They cost $34 for a three-pack (minimum order on Amazon), which includes 12 total toaster pastries. That equates to $2.80 per pastry, a steep price for something that resembles Pop-Tarts but tastes nothing like one.
Bottom Line on Flings: While Fling’s may look like Pop-Tarts, it’s more of a protein bar sweetened with artificial sugar, leaving an aftertaste you may or may not like. If you’re looking for imitation pop-tarts made without gluten, Flings isn’t it.
After I tried Flings, I learned about Legendary protein pastries, which come in seven flavors: Blueberry, Brown Sugar Cinnamon, Chocolate Cake, Cookies and Cream, Hot Fudge Sundae, Red Velvet, and Strawberry.
I considered ordering them to finish this article. But, as much as I wanted to review them, I couldn’t bring myself to spend $26 for eight protein bars ($3.25 each!), mainly because they, too, are sweetened with erythritol, which I realized how much I hated after eating Flings!
These are not gluten-free pop-tarts. Like Flings, they are protein bars dressed like pop-tarts. Don’t be fooled.
Bottom Line on Legendary: I didn’t try Legendary protein pastries because I couldn’t bring myself to buy another lookalike Pop-Tarts brand sweetened with erythritol. This is not a pop-tart; it’s a protein bar in disguise.
Discontinued: Glutino Toaster Pastry
Glutino used to make gluten-free toaster pastries, but Conagra Foods discontinued its production years ago. A fan of Glutino Gluten-Free Toaster Pastries started a petition in 2020 to bring them back, which has amassed 2,100 signatures.
I don’t recall having a Glutino toaster pastry in my past life, but I imagine it’s similar to Katz’s version of a Pop-Tarts based on the reviews. Hopefully, Glutino will bring them back one day.
Gluten-Free Pop-Tarts Brands
If you’re craving gluten-free pop-tarts, I highly recommend Katz Toaster Pastries or making your own.
While Katz is my #1 pick by a mile, it’s still not quite like the pop-tarts you remember eating in your pre-gluten-free days.
If you’re up for the challenge, I recommend making homemade gluten-free pop-tarts.
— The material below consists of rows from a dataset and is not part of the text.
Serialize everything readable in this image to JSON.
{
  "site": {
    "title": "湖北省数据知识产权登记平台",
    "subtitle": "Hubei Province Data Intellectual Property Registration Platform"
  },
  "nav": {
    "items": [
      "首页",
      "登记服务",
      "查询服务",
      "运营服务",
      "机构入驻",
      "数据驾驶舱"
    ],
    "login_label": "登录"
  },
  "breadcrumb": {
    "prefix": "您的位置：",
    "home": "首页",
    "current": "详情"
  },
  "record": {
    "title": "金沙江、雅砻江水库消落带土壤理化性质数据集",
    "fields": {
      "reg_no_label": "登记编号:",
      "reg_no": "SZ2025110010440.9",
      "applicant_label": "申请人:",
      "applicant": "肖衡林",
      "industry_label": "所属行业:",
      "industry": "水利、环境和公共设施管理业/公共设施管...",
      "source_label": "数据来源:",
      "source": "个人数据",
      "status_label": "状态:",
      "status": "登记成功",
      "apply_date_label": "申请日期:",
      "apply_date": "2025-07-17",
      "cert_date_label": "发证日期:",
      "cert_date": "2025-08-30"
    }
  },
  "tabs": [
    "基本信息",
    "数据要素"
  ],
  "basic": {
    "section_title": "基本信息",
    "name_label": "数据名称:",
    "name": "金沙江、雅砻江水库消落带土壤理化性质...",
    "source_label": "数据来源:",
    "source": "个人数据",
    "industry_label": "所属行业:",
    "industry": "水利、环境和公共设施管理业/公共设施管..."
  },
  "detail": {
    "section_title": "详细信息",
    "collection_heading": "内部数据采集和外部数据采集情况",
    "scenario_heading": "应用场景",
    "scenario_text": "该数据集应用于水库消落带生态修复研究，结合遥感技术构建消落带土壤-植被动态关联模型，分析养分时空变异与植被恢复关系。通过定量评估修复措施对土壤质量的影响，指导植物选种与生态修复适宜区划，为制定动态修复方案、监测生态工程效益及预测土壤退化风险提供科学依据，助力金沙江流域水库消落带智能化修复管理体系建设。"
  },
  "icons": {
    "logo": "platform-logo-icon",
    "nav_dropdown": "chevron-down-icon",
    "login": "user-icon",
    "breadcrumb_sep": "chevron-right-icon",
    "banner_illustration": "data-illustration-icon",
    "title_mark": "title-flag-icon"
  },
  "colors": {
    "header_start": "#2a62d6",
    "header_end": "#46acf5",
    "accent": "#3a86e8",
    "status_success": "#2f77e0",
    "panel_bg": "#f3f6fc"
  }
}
You won’t regret it.
Editor’s Note: I will update this article as new brands become available.
You might enjoy these articles, too: